| INPUT DATA |
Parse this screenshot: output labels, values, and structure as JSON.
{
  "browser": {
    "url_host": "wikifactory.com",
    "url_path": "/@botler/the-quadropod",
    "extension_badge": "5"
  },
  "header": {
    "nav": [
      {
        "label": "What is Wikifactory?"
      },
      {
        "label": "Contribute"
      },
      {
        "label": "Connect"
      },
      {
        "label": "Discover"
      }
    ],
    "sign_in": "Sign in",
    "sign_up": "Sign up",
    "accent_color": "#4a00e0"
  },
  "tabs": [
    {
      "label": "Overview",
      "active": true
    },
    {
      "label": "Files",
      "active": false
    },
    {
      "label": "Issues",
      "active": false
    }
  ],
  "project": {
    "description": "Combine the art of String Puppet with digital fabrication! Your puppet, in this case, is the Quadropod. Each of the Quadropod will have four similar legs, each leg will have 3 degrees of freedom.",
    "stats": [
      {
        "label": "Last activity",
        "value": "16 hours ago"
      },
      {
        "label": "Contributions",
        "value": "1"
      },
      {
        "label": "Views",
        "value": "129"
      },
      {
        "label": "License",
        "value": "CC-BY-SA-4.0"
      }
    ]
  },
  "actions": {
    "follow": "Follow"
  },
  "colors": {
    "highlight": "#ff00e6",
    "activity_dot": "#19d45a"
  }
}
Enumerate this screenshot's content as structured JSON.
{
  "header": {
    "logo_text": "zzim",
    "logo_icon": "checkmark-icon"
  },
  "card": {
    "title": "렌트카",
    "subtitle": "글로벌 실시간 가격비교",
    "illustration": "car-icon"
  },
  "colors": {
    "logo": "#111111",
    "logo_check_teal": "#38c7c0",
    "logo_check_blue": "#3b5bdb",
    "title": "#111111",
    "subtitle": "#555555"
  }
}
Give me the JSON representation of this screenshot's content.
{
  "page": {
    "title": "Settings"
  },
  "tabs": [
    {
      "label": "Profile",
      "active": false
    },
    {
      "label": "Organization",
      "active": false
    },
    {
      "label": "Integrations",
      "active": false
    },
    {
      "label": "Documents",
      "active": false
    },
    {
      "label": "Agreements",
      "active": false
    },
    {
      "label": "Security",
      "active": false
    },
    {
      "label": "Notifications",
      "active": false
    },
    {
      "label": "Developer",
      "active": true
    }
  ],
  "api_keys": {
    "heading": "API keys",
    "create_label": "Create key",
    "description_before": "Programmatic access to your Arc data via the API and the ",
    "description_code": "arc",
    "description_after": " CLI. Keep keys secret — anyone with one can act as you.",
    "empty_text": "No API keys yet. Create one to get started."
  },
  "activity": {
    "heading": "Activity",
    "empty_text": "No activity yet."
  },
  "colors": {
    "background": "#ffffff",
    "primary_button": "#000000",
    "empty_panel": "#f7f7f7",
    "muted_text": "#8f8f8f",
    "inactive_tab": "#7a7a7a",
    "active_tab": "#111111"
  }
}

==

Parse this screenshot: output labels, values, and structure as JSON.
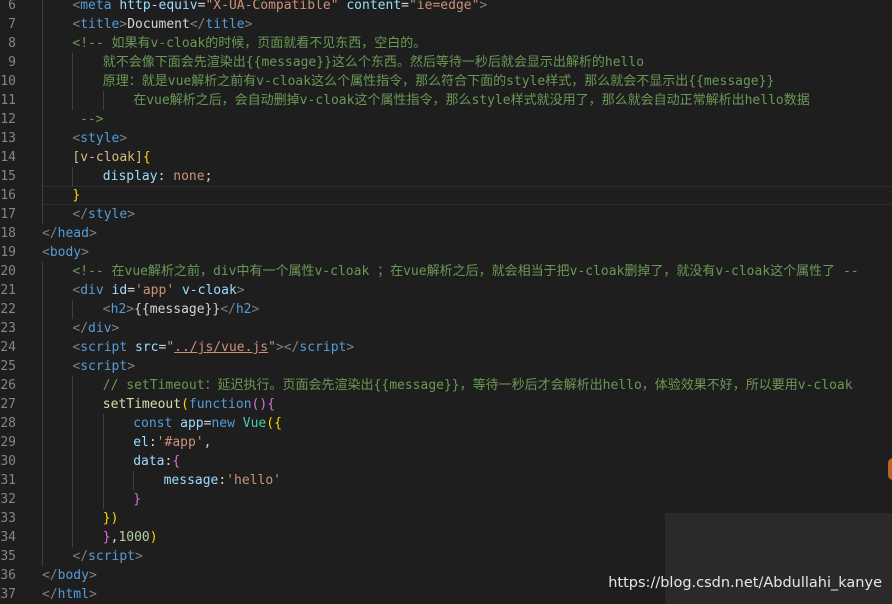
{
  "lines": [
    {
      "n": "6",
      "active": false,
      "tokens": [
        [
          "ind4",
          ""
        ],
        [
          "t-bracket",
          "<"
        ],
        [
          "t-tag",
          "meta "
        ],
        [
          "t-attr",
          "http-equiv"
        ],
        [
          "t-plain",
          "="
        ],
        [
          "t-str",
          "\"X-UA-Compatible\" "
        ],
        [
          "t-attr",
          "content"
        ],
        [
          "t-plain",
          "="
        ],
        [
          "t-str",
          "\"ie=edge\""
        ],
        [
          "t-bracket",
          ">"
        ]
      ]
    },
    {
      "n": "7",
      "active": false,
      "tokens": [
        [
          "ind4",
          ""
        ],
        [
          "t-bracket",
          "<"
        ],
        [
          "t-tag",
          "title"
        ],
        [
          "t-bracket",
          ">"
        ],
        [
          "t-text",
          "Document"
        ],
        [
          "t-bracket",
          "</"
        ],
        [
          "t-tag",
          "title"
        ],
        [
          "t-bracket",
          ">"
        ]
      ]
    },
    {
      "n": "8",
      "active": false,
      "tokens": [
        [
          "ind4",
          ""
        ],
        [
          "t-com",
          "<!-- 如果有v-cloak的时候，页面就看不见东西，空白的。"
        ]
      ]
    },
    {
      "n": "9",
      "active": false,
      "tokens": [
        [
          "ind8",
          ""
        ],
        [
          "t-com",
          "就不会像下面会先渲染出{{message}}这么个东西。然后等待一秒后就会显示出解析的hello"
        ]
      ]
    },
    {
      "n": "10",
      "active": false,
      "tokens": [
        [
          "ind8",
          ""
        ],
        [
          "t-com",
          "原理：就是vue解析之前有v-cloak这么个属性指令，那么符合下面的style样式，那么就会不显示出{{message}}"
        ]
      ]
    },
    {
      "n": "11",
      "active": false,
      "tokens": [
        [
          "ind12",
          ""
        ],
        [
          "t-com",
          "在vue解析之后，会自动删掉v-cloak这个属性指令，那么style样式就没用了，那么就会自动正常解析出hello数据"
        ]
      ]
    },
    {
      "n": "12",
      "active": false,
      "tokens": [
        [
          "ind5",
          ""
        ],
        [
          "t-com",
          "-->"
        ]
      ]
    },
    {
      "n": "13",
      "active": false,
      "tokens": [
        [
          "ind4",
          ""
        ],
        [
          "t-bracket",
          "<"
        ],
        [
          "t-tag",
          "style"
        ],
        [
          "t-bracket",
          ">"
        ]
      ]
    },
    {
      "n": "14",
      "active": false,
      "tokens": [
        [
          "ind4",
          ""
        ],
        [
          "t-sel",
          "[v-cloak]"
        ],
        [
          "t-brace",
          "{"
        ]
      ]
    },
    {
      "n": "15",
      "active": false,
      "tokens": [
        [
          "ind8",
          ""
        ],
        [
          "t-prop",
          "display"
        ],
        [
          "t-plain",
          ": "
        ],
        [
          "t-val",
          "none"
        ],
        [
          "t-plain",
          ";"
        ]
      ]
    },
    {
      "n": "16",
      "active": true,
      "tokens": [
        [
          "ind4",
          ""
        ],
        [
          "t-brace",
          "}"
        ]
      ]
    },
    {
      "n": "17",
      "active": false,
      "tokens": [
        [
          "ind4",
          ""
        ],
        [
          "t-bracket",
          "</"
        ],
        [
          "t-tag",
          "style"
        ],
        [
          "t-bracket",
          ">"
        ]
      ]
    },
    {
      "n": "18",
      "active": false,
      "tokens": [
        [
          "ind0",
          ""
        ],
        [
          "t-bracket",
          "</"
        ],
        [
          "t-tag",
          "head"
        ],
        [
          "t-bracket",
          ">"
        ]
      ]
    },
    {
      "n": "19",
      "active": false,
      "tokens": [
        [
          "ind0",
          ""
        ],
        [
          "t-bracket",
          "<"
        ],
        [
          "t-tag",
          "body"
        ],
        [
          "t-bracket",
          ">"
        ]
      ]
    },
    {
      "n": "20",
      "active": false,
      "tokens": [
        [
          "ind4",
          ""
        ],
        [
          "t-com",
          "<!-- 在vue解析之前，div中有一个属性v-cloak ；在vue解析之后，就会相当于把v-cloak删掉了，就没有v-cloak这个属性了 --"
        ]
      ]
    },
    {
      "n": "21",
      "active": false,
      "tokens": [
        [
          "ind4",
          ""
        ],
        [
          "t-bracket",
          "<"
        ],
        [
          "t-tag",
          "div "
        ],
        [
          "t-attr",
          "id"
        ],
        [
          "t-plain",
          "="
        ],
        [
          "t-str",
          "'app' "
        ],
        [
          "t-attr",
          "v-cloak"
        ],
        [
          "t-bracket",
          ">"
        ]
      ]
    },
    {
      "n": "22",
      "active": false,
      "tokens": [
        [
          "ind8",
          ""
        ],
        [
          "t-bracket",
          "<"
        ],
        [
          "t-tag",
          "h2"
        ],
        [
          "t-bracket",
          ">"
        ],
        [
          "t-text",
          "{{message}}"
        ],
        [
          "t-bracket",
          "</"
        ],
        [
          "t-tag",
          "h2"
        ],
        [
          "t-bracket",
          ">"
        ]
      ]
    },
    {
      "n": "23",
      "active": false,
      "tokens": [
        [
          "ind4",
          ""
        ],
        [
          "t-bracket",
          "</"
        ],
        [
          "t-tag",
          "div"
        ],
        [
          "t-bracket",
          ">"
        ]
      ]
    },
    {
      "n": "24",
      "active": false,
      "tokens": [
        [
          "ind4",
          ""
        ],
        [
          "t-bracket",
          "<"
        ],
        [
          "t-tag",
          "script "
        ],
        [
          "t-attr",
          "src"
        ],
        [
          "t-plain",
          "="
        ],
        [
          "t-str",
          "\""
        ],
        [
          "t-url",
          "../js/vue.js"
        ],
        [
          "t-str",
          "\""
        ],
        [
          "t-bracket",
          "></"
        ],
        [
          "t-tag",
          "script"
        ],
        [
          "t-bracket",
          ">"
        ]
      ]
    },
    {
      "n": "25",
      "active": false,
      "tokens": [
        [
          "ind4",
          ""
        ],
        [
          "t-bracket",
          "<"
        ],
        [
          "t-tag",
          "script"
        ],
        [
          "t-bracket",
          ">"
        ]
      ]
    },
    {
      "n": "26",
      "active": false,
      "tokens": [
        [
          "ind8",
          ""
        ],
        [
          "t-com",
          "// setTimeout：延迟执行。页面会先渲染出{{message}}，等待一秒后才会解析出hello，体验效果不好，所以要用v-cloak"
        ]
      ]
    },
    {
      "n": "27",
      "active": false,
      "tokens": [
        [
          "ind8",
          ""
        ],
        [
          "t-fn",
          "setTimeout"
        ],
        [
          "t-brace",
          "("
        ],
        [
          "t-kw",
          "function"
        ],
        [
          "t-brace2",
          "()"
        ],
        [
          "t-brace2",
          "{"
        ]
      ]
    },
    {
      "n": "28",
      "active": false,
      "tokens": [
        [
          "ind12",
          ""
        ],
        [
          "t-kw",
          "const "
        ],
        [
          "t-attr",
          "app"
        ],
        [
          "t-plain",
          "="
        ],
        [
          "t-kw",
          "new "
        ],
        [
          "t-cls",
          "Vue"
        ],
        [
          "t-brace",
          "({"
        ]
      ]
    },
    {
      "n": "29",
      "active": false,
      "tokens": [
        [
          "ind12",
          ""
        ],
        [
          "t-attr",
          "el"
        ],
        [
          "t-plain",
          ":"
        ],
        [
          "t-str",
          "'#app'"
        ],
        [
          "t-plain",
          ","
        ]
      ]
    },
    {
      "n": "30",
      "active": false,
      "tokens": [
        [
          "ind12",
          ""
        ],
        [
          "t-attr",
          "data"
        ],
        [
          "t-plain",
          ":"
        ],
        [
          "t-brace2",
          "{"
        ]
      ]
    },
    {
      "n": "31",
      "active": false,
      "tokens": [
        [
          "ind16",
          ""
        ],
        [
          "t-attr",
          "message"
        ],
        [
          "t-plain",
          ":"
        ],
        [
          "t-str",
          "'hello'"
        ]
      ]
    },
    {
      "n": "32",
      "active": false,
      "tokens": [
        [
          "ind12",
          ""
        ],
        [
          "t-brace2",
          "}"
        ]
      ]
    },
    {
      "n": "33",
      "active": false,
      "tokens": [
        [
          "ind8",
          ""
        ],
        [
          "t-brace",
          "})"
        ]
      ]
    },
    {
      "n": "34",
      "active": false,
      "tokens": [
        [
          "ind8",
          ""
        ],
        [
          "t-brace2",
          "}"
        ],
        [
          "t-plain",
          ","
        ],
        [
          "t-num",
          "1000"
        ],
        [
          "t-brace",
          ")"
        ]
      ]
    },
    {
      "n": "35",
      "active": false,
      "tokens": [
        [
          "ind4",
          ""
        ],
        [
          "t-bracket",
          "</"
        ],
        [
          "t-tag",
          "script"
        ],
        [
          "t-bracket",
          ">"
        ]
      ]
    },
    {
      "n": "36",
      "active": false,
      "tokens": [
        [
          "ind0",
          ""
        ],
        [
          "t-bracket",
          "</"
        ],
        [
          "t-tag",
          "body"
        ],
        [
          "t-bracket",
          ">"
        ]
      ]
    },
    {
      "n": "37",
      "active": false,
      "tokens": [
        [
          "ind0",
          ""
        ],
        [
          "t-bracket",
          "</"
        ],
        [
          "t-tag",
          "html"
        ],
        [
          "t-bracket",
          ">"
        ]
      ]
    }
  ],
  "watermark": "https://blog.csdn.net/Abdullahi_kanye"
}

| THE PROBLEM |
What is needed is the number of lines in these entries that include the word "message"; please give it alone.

| TASK RESPONSE |
5